What Can Be Done?
Create a disturbance in the forest. What does that mean? Cut down some trees. It’s really that simple.* Historically, natural disturbances such as wind, fire, Native American agriculture, flooding, and beavers created enough young forest, fields, and shrublands to protect species diversity. But, today, we put out the fires, prevent the floods and restrict beaver activity. Humans must now actively create and manage young forest and shrubland habitat for those species that depend upon disturbance.
Woodland Owners: We Need You
Eighty-three percent of CT forest is owned by private individuals and families. If you are a woodland owner, you have an opportunity to create young forests and shrublands for wildlife. The problem is that cutting trees typically meets with a lot of resistance, mostly because it will result in some parts looking, well, like a mess. But this mess serves a purpose. The forest will pop back up in a year or two, creating that much-needed dining room or bedroom. Then the birds will arrive. Then more birds the next year, and still more the year after that.
Curious? If you would like to know more about creating a mess for wildlife on your property, please contact the UConn Extension Forestry Team (firstname.lastname@example.org) and tell us your story. We would be thrilled to talk to you about our Young Forest Project!
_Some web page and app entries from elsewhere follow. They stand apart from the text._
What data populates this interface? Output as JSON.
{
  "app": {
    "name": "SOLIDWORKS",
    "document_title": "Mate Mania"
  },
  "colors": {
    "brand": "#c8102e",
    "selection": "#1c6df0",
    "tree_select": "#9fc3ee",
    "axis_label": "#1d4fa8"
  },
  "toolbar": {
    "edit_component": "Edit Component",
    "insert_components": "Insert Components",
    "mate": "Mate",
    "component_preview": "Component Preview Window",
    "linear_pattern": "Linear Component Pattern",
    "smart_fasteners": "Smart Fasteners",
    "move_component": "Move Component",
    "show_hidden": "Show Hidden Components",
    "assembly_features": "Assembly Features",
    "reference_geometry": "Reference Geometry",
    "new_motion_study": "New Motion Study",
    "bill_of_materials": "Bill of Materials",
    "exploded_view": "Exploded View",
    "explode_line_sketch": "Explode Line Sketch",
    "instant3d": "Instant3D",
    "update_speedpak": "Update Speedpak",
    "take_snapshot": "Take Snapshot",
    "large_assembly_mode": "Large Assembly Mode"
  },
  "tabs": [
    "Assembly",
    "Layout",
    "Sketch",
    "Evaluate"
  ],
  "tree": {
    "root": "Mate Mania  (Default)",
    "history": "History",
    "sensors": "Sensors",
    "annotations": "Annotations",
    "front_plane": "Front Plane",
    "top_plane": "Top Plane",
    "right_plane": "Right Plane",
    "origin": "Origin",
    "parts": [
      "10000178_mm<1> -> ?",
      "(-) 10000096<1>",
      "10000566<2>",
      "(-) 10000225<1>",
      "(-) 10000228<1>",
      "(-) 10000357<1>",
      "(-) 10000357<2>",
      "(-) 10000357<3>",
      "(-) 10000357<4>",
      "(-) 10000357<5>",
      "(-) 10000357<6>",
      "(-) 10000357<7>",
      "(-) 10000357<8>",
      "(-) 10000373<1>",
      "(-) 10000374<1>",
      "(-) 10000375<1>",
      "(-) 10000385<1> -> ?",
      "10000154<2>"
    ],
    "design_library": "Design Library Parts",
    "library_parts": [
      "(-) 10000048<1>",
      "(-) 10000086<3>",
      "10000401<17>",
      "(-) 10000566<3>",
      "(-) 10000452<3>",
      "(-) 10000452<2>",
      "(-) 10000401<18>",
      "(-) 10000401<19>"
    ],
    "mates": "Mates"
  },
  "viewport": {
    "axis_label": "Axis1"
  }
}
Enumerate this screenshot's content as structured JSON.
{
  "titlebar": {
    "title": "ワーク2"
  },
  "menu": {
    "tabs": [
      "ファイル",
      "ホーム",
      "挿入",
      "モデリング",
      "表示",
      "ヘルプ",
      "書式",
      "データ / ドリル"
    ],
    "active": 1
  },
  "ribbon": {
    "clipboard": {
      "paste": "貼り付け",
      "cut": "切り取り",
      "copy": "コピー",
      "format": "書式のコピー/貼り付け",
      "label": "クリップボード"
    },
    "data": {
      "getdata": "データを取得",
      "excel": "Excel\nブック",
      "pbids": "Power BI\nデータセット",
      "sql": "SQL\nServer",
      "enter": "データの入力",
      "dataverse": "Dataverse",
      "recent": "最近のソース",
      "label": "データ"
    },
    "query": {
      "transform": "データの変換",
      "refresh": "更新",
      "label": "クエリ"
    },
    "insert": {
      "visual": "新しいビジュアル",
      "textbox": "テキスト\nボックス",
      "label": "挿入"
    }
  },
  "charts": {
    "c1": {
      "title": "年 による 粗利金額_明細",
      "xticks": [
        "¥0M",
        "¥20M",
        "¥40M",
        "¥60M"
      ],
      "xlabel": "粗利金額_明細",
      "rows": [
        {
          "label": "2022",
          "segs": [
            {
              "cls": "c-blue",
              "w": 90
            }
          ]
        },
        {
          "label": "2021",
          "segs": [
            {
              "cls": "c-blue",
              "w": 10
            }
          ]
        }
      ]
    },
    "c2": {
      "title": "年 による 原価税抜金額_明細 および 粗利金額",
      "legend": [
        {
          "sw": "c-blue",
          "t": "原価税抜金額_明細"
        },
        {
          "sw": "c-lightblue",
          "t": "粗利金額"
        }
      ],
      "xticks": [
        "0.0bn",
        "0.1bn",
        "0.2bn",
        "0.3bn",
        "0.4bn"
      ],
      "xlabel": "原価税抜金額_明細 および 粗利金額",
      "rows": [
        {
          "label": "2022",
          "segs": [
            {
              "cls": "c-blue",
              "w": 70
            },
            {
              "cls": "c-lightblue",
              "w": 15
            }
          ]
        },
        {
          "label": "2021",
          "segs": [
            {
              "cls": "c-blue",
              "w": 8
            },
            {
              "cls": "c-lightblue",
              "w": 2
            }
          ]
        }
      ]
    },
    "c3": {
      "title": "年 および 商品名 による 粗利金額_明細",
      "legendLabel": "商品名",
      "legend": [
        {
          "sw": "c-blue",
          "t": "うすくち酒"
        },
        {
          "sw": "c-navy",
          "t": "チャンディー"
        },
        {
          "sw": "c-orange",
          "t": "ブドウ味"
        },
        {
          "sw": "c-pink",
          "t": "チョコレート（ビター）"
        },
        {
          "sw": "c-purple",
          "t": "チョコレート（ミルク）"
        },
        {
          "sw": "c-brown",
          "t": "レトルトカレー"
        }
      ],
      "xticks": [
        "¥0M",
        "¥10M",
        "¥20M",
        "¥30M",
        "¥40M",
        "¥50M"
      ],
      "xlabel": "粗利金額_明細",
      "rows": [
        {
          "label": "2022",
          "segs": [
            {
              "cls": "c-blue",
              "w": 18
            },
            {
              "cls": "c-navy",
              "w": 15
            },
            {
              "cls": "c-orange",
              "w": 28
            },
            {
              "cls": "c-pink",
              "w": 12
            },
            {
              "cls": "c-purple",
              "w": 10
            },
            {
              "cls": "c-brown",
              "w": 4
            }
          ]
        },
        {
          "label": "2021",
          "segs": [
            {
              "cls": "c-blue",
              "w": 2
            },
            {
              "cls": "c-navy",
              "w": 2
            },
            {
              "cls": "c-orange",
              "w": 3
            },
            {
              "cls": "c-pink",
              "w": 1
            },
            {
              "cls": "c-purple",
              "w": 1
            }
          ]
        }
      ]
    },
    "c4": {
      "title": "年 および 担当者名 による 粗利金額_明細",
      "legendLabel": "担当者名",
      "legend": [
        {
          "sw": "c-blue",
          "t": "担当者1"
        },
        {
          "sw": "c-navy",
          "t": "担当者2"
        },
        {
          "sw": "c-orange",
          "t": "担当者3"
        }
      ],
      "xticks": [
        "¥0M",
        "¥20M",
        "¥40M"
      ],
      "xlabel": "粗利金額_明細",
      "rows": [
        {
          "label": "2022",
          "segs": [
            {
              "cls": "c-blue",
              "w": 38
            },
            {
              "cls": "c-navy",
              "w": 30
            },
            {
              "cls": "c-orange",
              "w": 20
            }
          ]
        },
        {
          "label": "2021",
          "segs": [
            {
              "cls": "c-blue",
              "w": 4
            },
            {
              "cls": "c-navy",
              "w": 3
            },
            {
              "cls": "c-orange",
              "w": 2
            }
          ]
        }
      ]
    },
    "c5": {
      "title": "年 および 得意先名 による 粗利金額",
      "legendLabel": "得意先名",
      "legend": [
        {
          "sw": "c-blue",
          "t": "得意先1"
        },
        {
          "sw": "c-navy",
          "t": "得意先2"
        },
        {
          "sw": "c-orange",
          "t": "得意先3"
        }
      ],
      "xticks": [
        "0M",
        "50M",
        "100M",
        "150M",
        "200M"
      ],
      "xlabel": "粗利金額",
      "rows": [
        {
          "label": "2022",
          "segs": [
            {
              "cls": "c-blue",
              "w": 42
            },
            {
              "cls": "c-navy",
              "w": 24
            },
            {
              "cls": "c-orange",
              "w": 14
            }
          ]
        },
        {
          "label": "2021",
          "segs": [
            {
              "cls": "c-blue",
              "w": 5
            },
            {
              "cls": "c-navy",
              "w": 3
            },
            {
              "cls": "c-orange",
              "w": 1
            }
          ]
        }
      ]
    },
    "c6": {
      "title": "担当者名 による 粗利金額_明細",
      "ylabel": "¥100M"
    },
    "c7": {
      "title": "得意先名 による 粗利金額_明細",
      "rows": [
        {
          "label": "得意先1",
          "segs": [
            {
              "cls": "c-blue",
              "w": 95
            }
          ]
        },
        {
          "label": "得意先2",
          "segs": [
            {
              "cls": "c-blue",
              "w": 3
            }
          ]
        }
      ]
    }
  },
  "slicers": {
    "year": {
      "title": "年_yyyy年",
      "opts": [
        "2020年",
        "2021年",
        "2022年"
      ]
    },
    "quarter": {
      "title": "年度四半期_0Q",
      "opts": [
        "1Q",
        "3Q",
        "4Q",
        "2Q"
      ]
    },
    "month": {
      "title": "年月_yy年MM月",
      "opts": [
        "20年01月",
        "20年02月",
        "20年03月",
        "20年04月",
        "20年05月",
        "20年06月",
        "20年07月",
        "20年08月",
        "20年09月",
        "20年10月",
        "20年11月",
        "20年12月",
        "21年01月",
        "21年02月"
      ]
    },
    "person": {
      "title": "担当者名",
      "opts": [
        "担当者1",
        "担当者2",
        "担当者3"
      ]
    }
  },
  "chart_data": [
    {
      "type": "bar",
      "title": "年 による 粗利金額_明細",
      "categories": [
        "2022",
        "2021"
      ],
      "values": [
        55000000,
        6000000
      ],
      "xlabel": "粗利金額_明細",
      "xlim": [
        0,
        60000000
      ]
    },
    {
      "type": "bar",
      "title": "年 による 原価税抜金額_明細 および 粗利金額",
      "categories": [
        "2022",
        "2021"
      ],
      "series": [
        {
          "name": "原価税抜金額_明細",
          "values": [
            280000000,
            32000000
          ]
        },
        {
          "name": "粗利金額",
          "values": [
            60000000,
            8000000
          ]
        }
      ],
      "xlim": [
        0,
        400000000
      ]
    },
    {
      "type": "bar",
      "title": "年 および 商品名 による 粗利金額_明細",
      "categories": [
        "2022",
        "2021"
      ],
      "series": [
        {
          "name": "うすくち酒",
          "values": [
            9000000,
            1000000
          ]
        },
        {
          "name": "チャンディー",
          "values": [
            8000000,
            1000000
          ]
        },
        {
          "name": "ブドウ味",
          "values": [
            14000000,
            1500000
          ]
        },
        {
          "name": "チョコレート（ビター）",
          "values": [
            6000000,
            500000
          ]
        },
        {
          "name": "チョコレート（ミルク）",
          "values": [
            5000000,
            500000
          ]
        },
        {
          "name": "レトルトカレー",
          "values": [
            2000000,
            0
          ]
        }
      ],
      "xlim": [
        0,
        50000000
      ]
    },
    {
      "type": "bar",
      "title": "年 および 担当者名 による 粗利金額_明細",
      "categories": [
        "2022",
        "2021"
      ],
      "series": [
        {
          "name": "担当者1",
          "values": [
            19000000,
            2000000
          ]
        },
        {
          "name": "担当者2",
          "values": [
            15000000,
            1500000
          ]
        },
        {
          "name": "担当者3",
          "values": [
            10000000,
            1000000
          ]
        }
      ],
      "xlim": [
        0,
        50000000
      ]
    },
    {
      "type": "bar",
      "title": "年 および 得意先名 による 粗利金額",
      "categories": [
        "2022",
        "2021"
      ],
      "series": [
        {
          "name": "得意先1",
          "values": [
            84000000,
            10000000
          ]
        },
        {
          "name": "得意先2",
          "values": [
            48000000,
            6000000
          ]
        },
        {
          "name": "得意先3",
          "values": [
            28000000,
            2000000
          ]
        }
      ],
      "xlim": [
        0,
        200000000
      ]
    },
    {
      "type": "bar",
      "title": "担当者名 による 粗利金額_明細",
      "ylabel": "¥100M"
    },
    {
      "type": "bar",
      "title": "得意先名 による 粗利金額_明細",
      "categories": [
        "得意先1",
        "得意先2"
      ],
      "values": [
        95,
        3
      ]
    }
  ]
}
To see what a young forest looks like in person, visit Sessions Woods Wildlife Management Area at 341 Milford St., Burlington, CT, where two young forest habitats were created in 2001 and 2013.
*Of course, always contact a certified forester before any cutting begins
Image Source: Shutterstock.com. White-eyed vireo.